Blue Jay (Cyancitta cristata): Very colorful. Lives in the region through out the seasons. Call is harsh but trumpets uniquely at times. Photo by Anita Mueller.
Purple House Finch - male (Carpodacus purpureus): Male has red/purple head, chest and back. The common House finch has red mostly around the head. Females are drab, lacking red with white stripes throughout the head, wings and body. Photo by Anita Mueller.
Common Grackle (Quiscalus quiscula): Originally a mid-west bird but has migrated eastward. Forms large flocks in the winter. Omnivorous. Occasionally eats eggs and hatchlings as well as small lizards and snakes. Photo by Anita Mueller.
Northern Cardinal (Cardinalis cardinalis): Male red with black mask and top notch. Female olive drab with red hues. Winters over. Photo by Anita Mueller.
European Starling (Sturnus vulgaris): Introduced from England by early settlers. Considered a nuisance. Displaces sparrows and Bluebirds from their nesting areas. Summer males are glossy black with a green sheen. Females duller. Winter coat dull black with white flecks as in this photo. Photo by Anita Mueller.
Cedar Waxwing (Bombycilla cedorum): Grows up to 7 inches. The black eye mask is edged in white. Breeds sporadically in the mountains. Gets its name from the bright red wing feathers not visible here. Photo by Anita Mueller.
American Robin (Turdus migratorius): rufous orange breast, white rump, brownish/gray wings and back, black head and tail with white corners. Feeds mostly on earthworms and fruit in the spring and summer.
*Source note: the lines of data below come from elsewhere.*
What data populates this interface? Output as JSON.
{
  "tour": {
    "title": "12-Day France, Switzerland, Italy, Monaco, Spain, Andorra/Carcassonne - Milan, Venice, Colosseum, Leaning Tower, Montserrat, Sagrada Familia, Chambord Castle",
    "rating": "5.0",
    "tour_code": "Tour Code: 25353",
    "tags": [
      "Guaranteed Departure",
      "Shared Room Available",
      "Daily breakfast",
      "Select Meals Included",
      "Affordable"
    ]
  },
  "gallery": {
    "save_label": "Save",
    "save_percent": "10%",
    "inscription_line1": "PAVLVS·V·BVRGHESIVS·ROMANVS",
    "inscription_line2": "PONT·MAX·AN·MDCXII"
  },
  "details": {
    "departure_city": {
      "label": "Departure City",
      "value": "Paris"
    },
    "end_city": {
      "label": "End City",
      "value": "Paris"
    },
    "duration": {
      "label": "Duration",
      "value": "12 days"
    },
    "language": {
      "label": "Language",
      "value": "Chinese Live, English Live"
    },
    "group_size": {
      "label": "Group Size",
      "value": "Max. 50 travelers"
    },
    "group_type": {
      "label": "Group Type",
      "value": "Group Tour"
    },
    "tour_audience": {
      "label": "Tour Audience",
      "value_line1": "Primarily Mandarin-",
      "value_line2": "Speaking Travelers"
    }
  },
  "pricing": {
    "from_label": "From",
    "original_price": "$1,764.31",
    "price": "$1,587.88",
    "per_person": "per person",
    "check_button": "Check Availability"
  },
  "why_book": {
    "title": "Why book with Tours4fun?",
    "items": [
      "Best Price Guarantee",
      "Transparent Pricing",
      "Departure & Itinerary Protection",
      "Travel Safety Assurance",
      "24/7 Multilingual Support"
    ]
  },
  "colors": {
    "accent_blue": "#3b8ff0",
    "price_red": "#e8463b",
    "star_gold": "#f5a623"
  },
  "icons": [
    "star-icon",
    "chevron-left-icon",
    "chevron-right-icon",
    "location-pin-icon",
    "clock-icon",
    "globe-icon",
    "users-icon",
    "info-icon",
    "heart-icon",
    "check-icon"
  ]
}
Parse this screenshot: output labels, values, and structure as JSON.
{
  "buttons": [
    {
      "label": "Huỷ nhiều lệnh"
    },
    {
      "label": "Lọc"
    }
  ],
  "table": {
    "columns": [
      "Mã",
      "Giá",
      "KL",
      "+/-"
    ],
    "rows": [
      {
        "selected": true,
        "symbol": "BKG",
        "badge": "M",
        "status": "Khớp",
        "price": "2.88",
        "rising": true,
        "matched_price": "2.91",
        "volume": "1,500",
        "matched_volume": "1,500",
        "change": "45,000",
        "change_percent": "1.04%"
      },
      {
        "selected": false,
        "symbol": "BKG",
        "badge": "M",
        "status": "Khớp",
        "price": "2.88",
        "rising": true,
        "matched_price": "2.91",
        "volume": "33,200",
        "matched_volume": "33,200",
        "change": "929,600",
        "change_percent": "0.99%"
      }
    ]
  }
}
Photo by Anita Mueller.
Forest and Fields
Mourning Dove (Zenaida macroura): Fledglings in upper photo. Mom or Dad in lower photo. In the pigeon family. Very prolific but heavily hunted. Call is a mournful " WHO-o coo, coo, coo. Both parents feed young "pigeon milk" formed by partial digestion of grain in the croup. Photos by Anita Mueller.
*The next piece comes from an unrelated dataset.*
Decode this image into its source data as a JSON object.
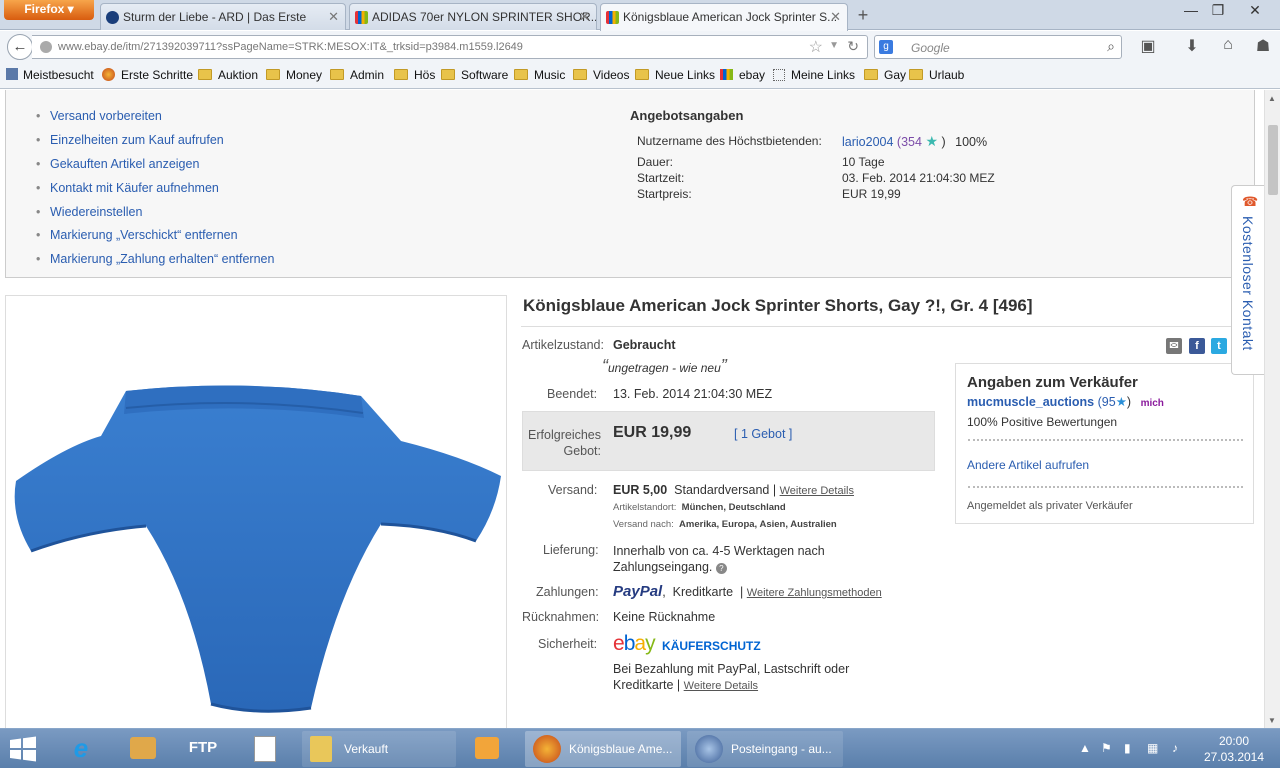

Tufted Titmouse (Baeolphus bicolor): In the Chickadee family. Grows to 6 inches. Very active. Photo by Anita Mueller.
Black-Capped Chickadee - male (Poecile atricapilus): Its primary call is its name. Acrobatic when feeding, often in family groups. Photo by Anita Mueller.
American Tree Sparrow (Spizella arborea): May be confused with the Field Sparrow (S. pusilla). Key identifiers - Grey face, cheeks and throat with heavy red band through eyes and red cap, white wing bars. Upper beak gray, lower beak yellow. I don't know if this is a trademark of this species or not. Photo by Anita Muellar.
Song Sparrow (Melospiza melodia): Key identifiers - mottled brown and white chest and belly, alternating black and white cheek "bars", Dark brown cap with white line across the middle, red eye bars, white throat. Photo by Anita Mueller.
White-throated Sparrow (Zonotrichia albicollis): Key markings - grey belly and chest, white throat outlined in black, white eye stripe, distinct yellow eye brow between beak and eye, dark brown or black cap with white line. Photos by Anita Mueller.
House Sparrow (Passer domesticus): Common Street Sparrow. An English transplant found mostly in urban settings and farms. Not typically found in large plats of woodlands. Majority of its food comes from livestock and animal feed, bird feeders, some weed seeds and bugs. Male has a lot more black on his face in the spring/summer. Known to take over Bluebird nesting boxes, killing the young in the process. Photo by Anita Mueller.
House Finch (Carpodacus mexicanis): Recent introduction from w U.S. and Mexico. Very common in urban and suburban area across the states. Male has less red than the similar Purple Finch. Photo by Anita Mueller.